**PROMPT:** Filter the lines below, copying only those with the string "icon".

Saved data entries:
****
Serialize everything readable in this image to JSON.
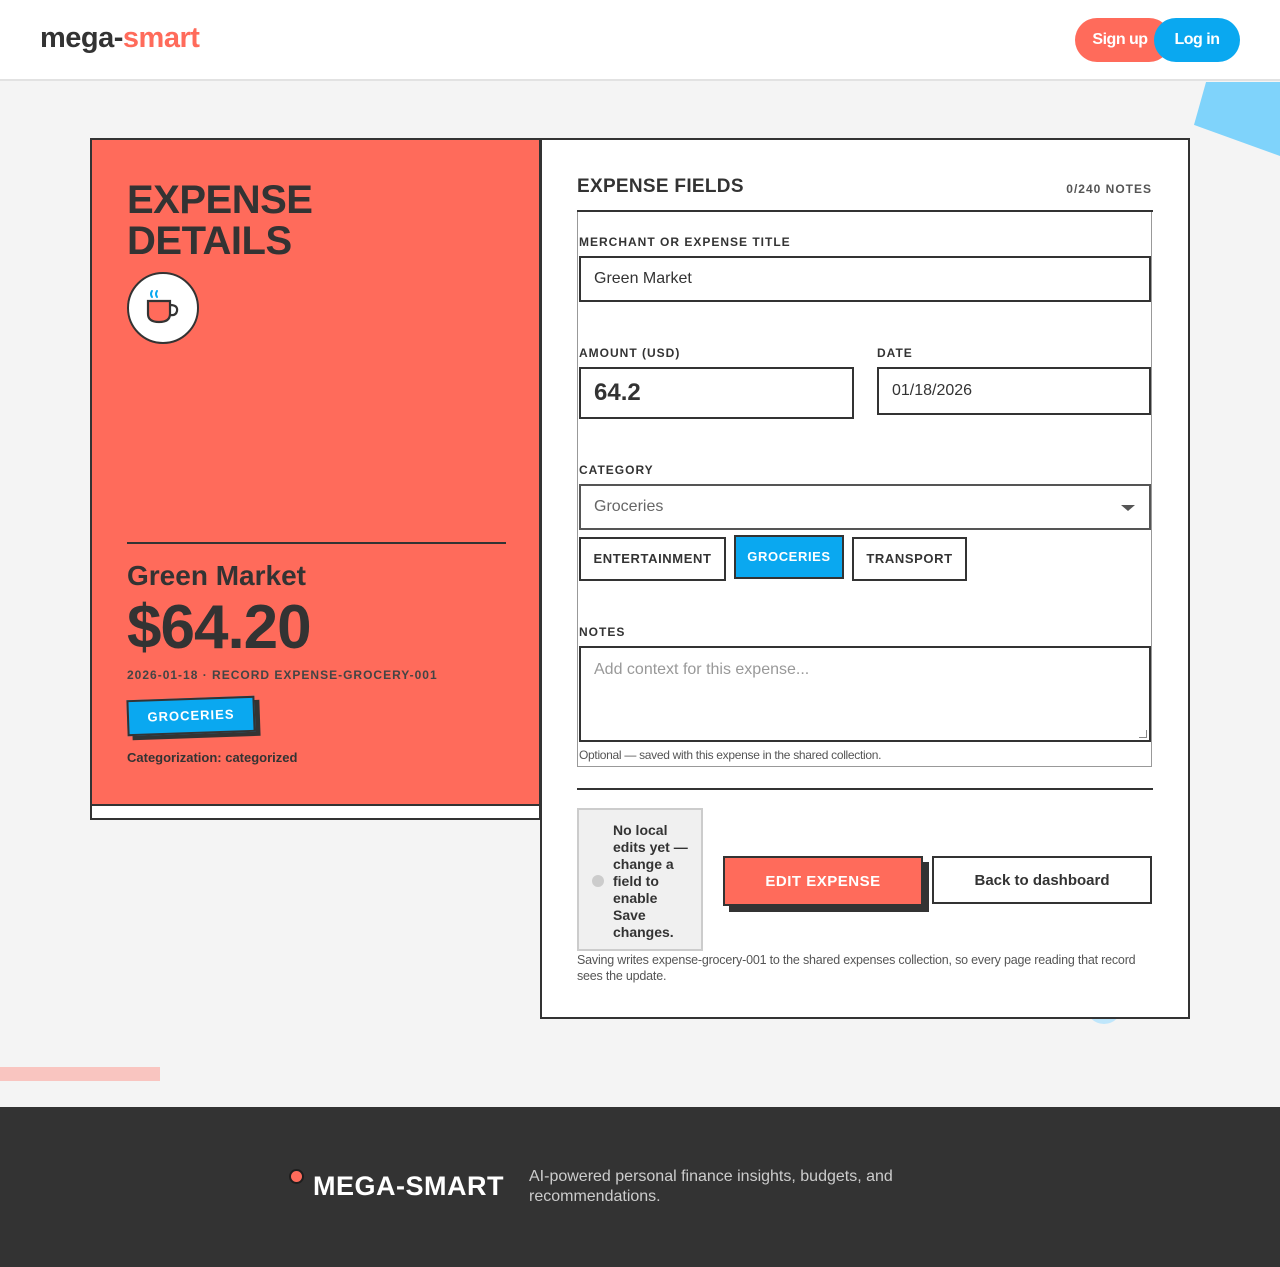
{
  "header": {
    "logo_part1": "mega-",
    "logo_part2": "smart",
    "signup_label": "Sign up",
    "login_label": "Log in"
  },
  "summary": {
    "title_line1": "EXPENSE",
    "title_line2": "DETAILS",
    "icon": "coffee-cup-icon",
    "merchant": "Green Market",
    "amount": "$64.20",
    "meta": "2026-01-18 · RECORD EXPENSE-GROCERY-001",
    "category_badge": "GROCERIES",
    "categorization": "Categorization: categorized"
  },
  "form": {
    "title": "EXPENSE FIELDS",
    "notes_count": "0/240 NOTES",
    "merchant_label": "MERCHANT OR EXPENSE TITLE",
    "merchant_value": "Green Market",
    "amount_label": "AMOUNT (USD)",
    "amount_value": "64.2",
    "date_label": "DATE",
    "date_value": "01/18/2026",
    "category_label": "CATEGORY",
    "category_selected": "Groceries",
    "category_chips": [
      "ENTERTAINMENT",
      "GROCERIES",
      "TRANSPORT"
    ],
    "active_chip": "GROCERIES",
    "notes_label": "NOTES",
    "notes_placeholder": "Add context for this expense...",
    "notes_helper": "Optional — saved with this expense in the shared collection."
  },
  "actions": {
    "status_text": "No local edits yet — change a field to enable Save changes.",
    "edit_label": "EDIT EXPENSE",
    "back_label": "Back to dashboard",
    "save_note": "Saving writes expense-grocery-001 to the shared expenses collection, so every page reading that record sees the update."
  },
  "footer": {
    "brand": "MEGA-SMART",
    "tagline": "AI-powered personal finance insights, budgets, and recommendations."
  },
  "colors": {
    "coral": "#ff6b5b",
    "blue": "#0aa8f0",
    "dark": "#333333"
  }
}
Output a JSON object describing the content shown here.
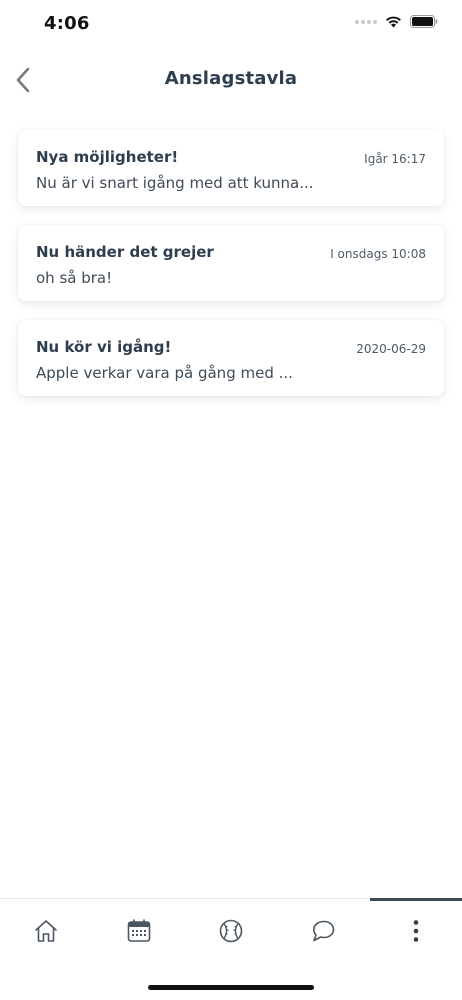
{
  "status_bar": {
    "time": "4:06"
  },
  "header": {
    "title": "Anslagstavla"
  },
  "notices": [
    {
      "title": "Nya möjligheter!",
      "date": "Igår 16:17",
      "preview": "Nu är vi snart igång med att kunna..."
    },
    {
      "title": "Nu händer det grejer",
      "date": "I onsdags 10:08",
      "preview": "oh så bra!"
    },
    {
      "title": "Nu kör vi igång!",
      "date": "2020-06-29",
      "preview": "Apple verkar vara på gång med ..."
    }
  ],
  "tab_bar": {
    "tabs": [
      {
        "icon": "home-icon"
      },
      {
        "icon": "calendar-icon"
      },
      {
        "icon": "ball-icon"
      },
      {
        "icon": "chat-icon"
      },
      {
        "icon": "more-vertical-icon",
        "active": true
      }
    ]
  },
  "colors": {
    "text": "#2f3e4e",
    "active_indicator": "#3c4a56"
  }
}
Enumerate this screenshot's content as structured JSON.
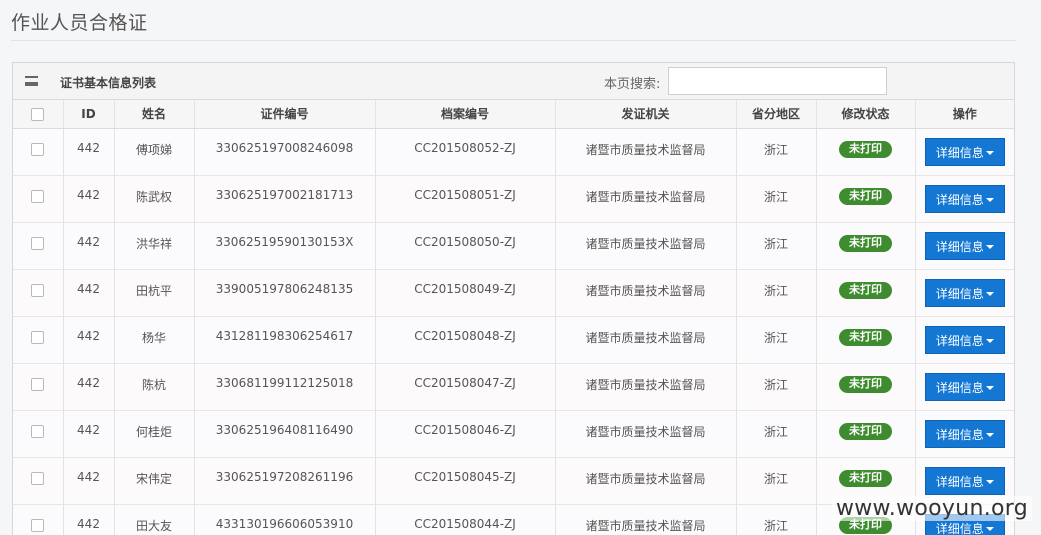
{
  "page_title": "作业人员合格证",
  "panel": {
    "title": "证书基本信息列表",
    "search_label": "本页搜索:",
    "search_value": ""
  },
  "columns": [
    "ID",
    "姓名",
    "证件编号",
    "档案编号",
    "发证机关",
    "省分地区",
    "修改状态",
    "操作"
  ],
  "rows": [
    {
      "id": "442",
      "name": "傅项娣",
      "cert_no": "330625197008246098",
      "file_no": "CC201508052-ZJ",
      "authority": "诸暨市质量技术监督局",
      "region": "浙江",
      "status": "未打印",
      "action": "详细信息"
    },
    {
      "id": "442",
      "name": "陈武权",
      "cert_no": "330625197002181713",
      "file_no": "CC201508051-ZJ",
      "authority": "诸暨市质量技术监督局",
      "region": "浙江",
      "status": "未打印",
      "action": "详细信息"
    },
    {
      "id": "442",
      "name": "洪华祥",
      "cert_no": "33062519590130153X",
      "file_no": "CC201508050-ZJ",
      "authority": "诸暨市质量技术监督局",
      "region": "浙江",
      "status": "未打印",
      "action": "详细信息"
    },
    {
      "id": "442",
      "name": "田杭平",
      "cert_no": "339005197806248135",
      "file_no": "CC201508049-ZJ",
      "authority": "诸暨市质量技术监督局",
      "region": "浙江",
      "status": "未打印",
      "action": "详细信息"
    },
    {
      "id": "442",
      "name": "杨华",
      "cert_no": "431281198306254617",
      "file_no": "CC201508048-ZJ",
      "authority": "诸暨市质量技术监督局",
      "region": "浙江",
      "status": "未打印",
      "action": "详细信息"
    },
    {
      "id": "442",
      "name": "陈杭",
      "cert_no": "330681199112125018",
      "file_no": "CC201508047-ZJ",
      "authority": "诸暨市质量技术监督局",
      "region": "浙江",
      "status": "未打印",
      "action": "详细信息"
    },
    {
      "id": "442",
      "name": "何桂炬",
      "cert_no": "330625196408116490",
      "file_no": "CC201508046-ZJ",
      "authority": "诸暨市质量技术监督局",
      "region": "浙江",
      "status": "未打印",
      "action": "详细信息"
    },
    {
      "id": "442",
      "name": "宋伟定",
      "cert_no": "330625197208261196",
      "file_no": "CC201508045-ZJ",
      "authority": "诸暨市质量技术监督局",
      "region": "浙江",
      "status": "未打印",
      "action": "详细信息"
    },
    {
      "id": "442",
      "name": "田大友",
      "cert_no": "433130196606053910",
      "file_no": "CC201508044-ZJ",
      "authority": "诸暨市质量技术监督局",
      "region": "浙江",
      "status": "未打印",
      "action": "详细信息"
    }
  ],
  "watermark": "www.wooyun.org",
  "colors": {
    "status_badge": "#3f8b2f",
    "action_button": "#1477d4"
  }
}
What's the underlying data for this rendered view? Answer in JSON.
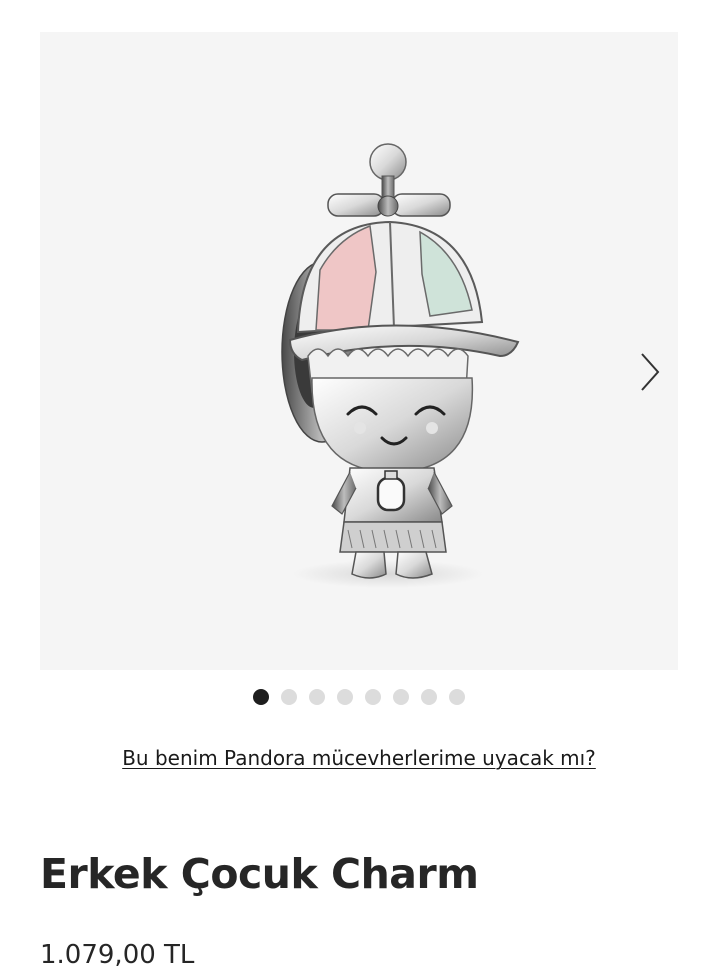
{
  "gallery": {
    "image_alt": "Erkek Çocuk Charm",
    "next_icon": "chevron-right-icon",
    "dots": {
      "total": 8,
      "active_index": 0
    }
  },
  "fit_link": "Bu benim Pandora mücevherlerime uyacak mı?",
  "product": {
    "title": "Erkek Çocuk Charm",
    "price": "1.079,00 TL"
  }
}
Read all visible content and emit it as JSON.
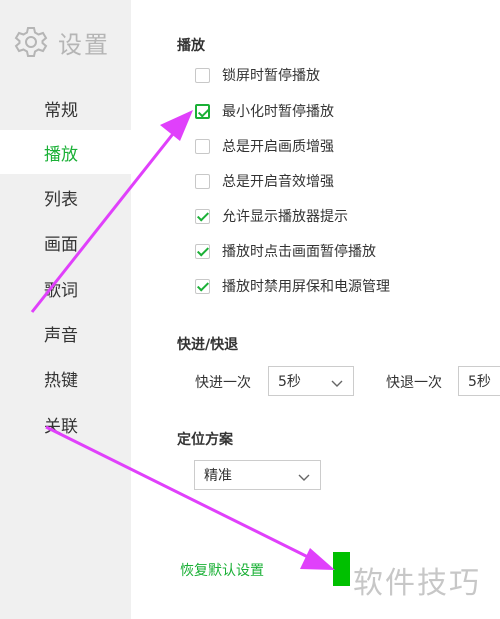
{
  "sidebar": {
    "title": "设置",
    "settings_icon": "gear-icon",
    "items": [
      {
        "label": "常规"
      },
      {
        "label": "播放",
        "active": true
      },
      {
        "label": "列表"
      },
      {
        "label": "画面"
      },
      {
        "label": "歌词"
      },
      {
        "label": "声音"
      },
      {
        "label": "热键"
      },
      {
        "label": "关联"
      }
    ]
  },
  "playback": {
    "title": "播放",
    "options": [
      {
        "label": "锁屏时暂停播放",
        "checked": false
      },
      {
        "label": "最小化时暂停播放",
        "checked": true
      },
      {
        "label": "总是开启画质增强",
        "checked": false
      },
      {
        "label": "总是开启音效增强",
        "checked": false
      },
      {
        "label": "允许显示播放器提示",
        "checked": true
      },
      {
        "label": "播放时点击画面暂停播放",
        "checked": true
      },
      {
        "label": "播放时禁用屏保和电源管理",
        "checked": true
      }
    ]
  },
  "seek": {
    "title": "快进/快退",
    "forward_label": "快进一次",
    "forward_value": "5秒",
    "backward_label": "快退一次",
    "backward_value": "5秒"
  },
  "positioning": {
    "title": "定位方案",
    "value": "精准"
  },
  "footer": {
    "reset_label": "恢复默认设置",
    "watermark": "软件技巧"
  },
  "colors": {
    "accent": "#1ab036",
    "annotation_arrow": "#e040fb",
    "sidebar_bg": "#f0f0f0"
  }
}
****
**WRITTEN SOLUTION:**
    "icon": "coffee-cup-icon",
        "icon": "home-icon"
        "icon": "calendar-icon"
        "icon": "ball-icon"
        "icon": "chat-icon"
        "icon": "more-vertical-icon",
    "next_icon": "chevron-right-icon",
    "settings_icon": "gear-icon",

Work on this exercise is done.